DATASET CONTENT: Begin

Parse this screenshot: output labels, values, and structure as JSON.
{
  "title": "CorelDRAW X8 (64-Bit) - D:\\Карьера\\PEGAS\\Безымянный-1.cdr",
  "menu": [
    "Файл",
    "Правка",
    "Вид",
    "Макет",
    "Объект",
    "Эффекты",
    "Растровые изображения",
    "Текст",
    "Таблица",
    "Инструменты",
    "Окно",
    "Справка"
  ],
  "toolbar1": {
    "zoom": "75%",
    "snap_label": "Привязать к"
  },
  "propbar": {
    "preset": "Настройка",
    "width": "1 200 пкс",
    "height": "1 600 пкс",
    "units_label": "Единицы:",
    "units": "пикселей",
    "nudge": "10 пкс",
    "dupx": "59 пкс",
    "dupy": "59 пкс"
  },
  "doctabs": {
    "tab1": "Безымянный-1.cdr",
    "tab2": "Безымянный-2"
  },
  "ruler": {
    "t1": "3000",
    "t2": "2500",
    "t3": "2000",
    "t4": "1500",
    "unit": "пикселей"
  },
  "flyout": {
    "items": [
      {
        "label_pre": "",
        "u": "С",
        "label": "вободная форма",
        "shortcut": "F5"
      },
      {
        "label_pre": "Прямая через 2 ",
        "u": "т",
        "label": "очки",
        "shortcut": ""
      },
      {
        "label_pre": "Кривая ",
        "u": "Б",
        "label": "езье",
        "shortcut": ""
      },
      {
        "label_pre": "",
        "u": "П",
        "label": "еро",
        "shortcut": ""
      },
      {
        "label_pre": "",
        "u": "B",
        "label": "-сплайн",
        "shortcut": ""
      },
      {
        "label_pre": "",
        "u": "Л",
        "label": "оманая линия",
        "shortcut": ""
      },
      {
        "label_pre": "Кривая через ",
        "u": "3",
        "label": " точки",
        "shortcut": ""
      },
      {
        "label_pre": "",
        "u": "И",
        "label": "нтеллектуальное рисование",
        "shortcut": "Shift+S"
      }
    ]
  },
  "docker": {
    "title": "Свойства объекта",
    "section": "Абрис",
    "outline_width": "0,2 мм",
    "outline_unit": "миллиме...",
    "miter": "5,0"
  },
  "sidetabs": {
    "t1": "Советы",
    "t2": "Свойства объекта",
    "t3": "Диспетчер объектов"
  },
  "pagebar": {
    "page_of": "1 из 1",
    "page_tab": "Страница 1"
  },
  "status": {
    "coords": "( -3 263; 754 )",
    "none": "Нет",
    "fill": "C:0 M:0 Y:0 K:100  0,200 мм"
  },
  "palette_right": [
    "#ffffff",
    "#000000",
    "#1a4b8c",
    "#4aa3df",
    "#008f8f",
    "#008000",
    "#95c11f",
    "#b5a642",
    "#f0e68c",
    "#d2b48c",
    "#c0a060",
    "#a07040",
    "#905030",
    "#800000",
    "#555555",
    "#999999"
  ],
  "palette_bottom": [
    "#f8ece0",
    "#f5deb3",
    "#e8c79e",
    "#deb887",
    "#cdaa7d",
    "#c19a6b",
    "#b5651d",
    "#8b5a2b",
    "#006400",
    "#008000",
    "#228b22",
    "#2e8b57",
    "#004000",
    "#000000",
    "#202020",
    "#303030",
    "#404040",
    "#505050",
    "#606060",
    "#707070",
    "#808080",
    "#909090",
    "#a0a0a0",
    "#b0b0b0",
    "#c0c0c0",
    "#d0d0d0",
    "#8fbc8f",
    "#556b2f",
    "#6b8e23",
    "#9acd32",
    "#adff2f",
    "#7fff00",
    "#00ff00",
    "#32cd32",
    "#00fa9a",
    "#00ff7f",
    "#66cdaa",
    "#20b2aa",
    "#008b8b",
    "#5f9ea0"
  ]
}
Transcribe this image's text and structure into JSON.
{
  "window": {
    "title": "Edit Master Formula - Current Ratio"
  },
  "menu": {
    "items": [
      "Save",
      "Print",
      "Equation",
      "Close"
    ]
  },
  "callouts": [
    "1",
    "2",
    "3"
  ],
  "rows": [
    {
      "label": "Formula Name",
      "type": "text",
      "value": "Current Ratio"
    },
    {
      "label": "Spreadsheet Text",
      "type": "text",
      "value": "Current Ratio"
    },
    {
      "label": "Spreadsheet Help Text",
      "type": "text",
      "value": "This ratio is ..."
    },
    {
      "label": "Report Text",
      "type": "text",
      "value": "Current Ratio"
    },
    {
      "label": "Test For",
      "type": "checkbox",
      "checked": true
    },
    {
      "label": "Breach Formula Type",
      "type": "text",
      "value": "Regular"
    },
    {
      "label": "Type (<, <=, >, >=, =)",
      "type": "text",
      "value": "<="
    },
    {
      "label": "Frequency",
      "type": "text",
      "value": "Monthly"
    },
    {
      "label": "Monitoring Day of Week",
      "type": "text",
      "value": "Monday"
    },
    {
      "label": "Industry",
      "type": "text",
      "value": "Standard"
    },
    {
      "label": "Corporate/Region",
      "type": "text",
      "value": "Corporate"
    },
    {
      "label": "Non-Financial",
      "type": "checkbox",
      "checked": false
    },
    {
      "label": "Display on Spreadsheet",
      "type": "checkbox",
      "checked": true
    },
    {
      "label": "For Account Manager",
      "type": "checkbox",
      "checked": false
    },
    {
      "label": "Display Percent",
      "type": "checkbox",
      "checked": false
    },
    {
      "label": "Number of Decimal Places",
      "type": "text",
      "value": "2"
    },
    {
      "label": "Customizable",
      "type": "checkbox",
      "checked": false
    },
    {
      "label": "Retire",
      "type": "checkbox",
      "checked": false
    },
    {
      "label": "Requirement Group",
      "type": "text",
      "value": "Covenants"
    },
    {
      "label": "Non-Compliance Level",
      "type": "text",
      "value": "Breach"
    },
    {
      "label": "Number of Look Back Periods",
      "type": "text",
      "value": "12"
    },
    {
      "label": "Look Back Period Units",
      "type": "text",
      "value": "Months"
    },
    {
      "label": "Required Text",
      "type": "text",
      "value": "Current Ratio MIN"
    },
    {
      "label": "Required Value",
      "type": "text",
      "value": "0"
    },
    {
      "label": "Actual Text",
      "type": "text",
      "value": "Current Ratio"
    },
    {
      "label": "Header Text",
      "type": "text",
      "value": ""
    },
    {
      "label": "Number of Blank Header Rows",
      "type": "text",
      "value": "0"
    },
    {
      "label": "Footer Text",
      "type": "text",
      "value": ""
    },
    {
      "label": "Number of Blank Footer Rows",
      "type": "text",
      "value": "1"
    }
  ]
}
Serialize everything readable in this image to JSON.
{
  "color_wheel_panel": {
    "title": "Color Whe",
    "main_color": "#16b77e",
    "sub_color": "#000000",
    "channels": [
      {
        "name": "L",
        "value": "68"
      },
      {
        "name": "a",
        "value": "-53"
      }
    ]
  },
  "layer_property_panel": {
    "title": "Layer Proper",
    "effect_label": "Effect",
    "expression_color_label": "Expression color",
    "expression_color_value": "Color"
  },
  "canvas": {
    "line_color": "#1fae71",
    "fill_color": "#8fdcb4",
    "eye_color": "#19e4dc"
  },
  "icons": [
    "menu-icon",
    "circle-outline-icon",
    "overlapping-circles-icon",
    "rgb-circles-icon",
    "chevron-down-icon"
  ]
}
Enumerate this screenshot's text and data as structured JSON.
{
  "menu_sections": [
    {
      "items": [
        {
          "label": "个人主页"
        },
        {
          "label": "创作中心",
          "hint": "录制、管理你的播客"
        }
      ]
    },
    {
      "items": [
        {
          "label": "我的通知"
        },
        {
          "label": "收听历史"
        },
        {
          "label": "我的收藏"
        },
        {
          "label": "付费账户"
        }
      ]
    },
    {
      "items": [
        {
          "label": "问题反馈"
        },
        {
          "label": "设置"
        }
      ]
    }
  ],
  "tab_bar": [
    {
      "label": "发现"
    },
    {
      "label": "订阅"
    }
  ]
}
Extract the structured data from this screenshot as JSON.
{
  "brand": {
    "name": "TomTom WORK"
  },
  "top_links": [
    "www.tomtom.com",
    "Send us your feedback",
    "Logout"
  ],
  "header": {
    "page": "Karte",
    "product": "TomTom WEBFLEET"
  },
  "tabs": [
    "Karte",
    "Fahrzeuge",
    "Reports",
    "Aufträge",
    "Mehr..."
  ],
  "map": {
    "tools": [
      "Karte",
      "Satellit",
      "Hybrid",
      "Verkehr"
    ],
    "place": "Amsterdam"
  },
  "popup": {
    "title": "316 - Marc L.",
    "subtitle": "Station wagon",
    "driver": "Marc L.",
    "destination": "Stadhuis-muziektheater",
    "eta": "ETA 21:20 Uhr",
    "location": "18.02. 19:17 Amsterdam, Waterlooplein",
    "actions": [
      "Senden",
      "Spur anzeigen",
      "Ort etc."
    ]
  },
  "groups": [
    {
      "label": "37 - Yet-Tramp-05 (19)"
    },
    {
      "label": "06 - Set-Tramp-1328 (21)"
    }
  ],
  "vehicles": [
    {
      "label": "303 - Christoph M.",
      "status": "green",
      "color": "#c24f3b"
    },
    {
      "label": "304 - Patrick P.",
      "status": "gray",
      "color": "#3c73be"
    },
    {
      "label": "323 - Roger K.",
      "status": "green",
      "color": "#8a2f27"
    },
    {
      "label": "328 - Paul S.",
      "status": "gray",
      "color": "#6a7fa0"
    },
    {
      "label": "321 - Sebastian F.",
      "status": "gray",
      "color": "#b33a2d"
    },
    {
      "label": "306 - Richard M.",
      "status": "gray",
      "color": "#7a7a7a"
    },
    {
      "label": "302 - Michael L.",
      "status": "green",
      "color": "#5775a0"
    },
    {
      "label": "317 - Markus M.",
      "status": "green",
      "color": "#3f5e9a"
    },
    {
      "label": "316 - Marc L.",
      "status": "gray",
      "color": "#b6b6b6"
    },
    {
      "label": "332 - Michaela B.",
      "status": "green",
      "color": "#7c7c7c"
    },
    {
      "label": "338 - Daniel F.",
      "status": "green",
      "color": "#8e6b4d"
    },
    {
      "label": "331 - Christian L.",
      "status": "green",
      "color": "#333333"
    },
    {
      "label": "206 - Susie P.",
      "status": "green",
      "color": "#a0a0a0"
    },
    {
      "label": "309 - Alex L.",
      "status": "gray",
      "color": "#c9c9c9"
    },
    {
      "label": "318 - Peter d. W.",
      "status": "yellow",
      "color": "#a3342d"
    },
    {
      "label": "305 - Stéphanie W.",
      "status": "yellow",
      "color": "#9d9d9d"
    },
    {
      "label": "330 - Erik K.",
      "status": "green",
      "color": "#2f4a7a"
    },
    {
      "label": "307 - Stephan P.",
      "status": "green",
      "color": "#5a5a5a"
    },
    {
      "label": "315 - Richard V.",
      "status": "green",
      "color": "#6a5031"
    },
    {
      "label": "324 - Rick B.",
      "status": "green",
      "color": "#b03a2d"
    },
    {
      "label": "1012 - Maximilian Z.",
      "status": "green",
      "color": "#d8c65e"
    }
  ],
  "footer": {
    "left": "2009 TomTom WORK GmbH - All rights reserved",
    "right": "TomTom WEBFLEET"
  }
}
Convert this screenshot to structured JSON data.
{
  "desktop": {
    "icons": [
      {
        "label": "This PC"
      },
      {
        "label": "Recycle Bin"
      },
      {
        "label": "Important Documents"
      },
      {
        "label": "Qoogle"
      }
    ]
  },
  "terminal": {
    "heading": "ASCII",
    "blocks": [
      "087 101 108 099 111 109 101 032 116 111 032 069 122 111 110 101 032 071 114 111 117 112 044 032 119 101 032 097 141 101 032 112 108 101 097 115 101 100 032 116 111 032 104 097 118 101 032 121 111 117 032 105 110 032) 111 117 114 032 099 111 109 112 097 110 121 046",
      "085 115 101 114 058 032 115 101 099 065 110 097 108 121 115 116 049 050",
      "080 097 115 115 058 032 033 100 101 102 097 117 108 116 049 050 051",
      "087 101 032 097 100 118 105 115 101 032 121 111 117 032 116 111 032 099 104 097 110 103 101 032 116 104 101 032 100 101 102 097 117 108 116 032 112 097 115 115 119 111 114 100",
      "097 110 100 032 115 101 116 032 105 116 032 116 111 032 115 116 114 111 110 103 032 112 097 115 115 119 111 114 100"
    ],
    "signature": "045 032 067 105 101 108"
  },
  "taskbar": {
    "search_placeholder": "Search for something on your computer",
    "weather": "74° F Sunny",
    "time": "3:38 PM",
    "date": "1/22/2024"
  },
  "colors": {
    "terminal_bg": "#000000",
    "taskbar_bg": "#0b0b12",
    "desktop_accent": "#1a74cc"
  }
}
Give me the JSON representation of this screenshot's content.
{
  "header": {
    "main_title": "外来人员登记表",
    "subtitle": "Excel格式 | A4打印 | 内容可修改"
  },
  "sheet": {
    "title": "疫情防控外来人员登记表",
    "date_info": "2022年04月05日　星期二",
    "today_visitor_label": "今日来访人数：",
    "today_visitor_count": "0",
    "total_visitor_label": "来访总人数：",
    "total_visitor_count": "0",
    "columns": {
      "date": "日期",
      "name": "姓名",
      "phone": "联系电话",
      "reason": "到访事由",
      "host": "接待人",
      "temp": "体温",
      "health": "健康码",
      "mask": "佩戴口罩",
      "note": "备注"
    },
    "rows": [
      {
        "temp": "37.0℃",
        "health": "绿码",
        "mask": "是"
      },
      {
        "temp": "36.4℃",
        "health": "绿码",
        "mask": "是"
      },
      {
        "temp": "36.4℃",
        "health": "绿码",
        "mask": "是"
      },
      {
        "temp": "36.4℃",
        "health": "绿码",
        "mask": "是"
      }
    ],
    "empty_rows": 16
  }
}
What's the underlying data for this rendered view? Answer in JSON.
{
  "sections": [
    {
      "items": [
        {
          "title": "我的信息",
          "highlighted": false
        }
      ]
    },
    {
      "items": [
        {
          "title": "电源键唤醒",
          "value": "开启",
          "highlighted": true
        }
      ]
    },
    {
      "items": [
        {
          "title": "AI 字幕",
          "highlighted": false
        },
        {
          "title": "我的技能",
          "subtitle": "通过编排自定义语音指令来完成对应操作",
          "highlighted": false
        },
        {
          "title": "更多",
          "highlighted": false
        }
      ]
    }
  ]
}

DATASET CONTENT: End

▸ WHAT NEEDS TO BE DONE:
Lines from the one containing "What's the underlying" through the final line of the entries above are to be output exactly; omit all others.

▸ OUTPUT OF THE TASK:
What's the underlying data for this rendered view? Answer in JSON.
{
  "sections": [
    {
      "items": [
        {
          "title": "我的信息",
          "highlighted": false
        }
      ]
    },
    {
      "items": [
        {
          "title": "电源键唤醒",
          "value": "开启",
          "highlighted": true
        }
      ]
    },
    {
      "items": [
        {
          "title": "AI 字幕",
          "highlighted": false
        },
        {
          "title": "我的技能",
          "subtitle": "通过编排自定义语音指令来完成对应操作",
          "highlighted": false
        },
        {
          "title": "更多",
          "highlighted": false
        }
      ]
    }
  ]
}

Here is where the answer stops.